§ INSTRUCTIONS TO FOLLOW
Restate the entire listing word for word.

§ DATA SUPPLIED
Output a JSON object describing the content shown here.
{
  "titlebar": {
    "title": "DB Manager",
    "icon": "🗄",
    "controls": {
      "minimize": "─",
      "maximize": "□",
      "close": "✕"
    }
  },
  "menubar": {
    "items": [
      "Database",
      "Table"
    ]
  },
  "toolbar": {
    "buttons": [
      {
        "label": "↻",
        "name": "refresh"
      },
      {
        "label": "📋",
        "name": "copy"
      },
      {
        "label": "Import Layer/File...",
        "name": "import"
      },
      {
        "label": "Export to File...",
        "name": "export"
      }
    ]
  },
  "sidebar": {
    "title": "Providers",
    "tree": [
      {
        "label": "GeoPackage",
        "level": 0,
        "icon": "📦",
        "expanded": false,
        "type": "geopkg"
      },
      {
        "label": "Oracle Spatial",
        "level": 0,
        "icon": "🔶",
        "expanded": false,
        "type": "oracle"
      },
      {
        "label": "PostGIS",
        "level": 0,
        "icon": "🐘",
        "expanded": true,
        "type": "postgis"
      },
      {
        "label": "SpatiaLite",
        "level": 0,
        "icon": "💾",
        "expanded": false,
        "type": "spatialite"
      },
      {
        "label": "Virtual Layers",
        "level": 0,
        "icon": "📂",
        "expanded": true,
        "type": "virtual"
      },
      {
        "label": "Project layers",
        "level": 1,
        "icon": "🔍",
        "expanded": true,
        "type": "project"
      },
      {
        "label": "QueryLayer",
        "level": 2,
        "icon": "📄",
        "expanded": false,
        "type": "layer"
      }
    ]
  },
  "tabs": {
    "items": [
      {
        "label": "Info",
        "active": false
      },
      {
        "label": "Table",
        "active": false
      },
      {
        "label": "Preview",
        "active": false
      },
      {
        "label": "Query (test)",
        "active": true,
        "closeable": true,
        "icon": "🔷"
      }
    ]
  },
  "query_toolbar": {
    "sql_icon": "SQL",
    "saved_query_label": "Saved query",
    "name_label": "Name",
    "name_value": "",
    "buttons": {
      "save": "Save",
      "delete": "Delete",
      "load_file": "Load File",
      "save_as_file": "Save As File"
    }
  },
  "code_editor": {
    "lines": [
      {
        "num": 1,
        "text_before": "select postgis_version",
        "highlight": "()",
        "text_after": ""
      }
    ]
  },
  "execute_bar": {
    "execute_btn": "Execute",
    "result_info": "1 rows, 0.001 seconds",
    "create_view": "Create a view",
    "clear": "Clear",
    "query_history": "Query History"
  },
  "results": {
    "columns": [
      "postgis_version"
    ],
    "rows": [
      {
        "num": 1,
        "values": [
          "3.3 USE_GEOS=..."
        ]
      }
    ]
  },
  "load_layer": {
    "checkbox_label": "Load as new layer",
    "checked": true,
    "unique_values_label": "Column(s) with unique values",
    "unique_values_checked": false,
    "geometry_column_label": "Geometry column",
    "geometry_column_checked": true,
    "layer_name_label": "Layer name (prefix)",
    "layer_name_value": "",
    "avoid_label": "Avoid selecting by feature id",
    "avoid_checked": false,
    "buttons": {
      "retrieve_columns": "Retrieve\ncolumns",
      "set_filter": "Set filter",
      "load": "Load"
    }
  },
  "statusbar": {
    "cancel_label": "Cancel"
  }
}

§ RESULT OF THE TASK
Output a JSON object describing the content shown here.
{
  "titlebar": {
    "title": "DB Manager",
    "icon": "🗄",
    "controls": {
      "minimize": "─",
      "maximize": "□",
      "close": "✕"
    }
  },
  "menubar": {
    "items": [
      "Database",
      "Table"
    ]
  },
  "toolbar": {
    "buttons": [
      {
        "label": "↻",
        "name": "refresh"
      },
      {
        "label": "📋",
        "name": "copy"
      },
      {
        "label": "Import Layer/File...",
        "name": "import"
      },
      {
        "label": "Export to File...",
        "name": "export"
      }
    ]
  },
  "sidebar": {
    "title": "Providers",
    "tree": [
      {
        "label": "GeoPackage",
        "level": 0,
        "icon": "📦",
        "expanded": false,
        "type": "geopkg"
      },
      {
        "label": "Oracle Spatial",
        "level": 0,
        "icon": "🔶",
        "expanded": false,
        "type": "oracle"
      },
      {
        "label": "PostGIS",
        "level": 0,
        "icon": "🐘",
        "expanded": true,
        "type": "postgis"
      },
      {
        "label": "SpatiaLite",
        "level": 0,
        "icon": "💾",
        "expanded": false,
        "type": "spatialite"
      },
      {
        "label": "Virtual Layers",
        "level": 0,
        "icon": "📂",
        "expanded": true,
        "type": "virtual"
      },
      {
        "label": "Project layers",
        "level": 1,
        "icon": "🔍",
        "expanded": true,
        "type": "project"
      },
      {
        "label": "QueryLayer",
        "level": 2,
        "icon": "📄",
        "expanded": false,
        "type": "layer"
      }
    ]
  },
  "tabs": {
    "items": [
      {
        "label": "Info",
        "active": false
      },
      {
        "label": "Table",
        "active": false
      },
      {
        "label": "Preview",
        "active": false
      },
      {
        "label": "Query (test)",
        "active": true,
        "closeable": true,
        "icon": "🔷"
      }
    ]
  },
  "query_toolbar": {
    "sql_icon": "SQL",
    "saved_query_label": "Saved query",
    "name_label": "Name",
    "name_value": "",
    "buttons": {
      "save": "Save",
      "delete": "Delete",
      "load_file": "Load File",
      "save_as_file": "Save As File"
    }
  },
  "code_editor": {
    "lines": [
      {
        "num": 1,
        "text_before": "select postgis_version",
        "highlight": "()",
        "text_after": ""
      }
    ]
  },
  "execute_bar": {
    "execute_btn": "Execute",
    "result_info": "1 rows, 0.001 seconds",
    "create_view": "Create a view",
    "clear": "Clear",
    "query_history": "Query History"
  },
  "results": {
    "columns": [
      "postgis_version"
    ],
    "rows": [
      {
        "num": 1,
        "values": [
          "3.3 USE_GEOS=..."
        ]
      }
    ]
  },
  "load_layer": {
    "checkbox_label": "Load as new layer",
    "checked": true,
    "unique_values_label": "Column(s) with unique values",
    "unique_values_checked": false,
    "geometry_column_label": "Geometry column",
    "geometry_column_checked": true,
    "layer_name_label": "Layer name (prefix)",
    "layer_name_value": "",
    "avoid_label": "Avoid selecting by feature id",
    "avoid_checked": false,
    "buttons": {
      "retrieve_columns": "Retrieve\ncolumns",
      "set_filter": "Set filter",
      "load": "Load"
    }
  },
  "statusbar": {
    "cancel_label": "Cancel"
  }
}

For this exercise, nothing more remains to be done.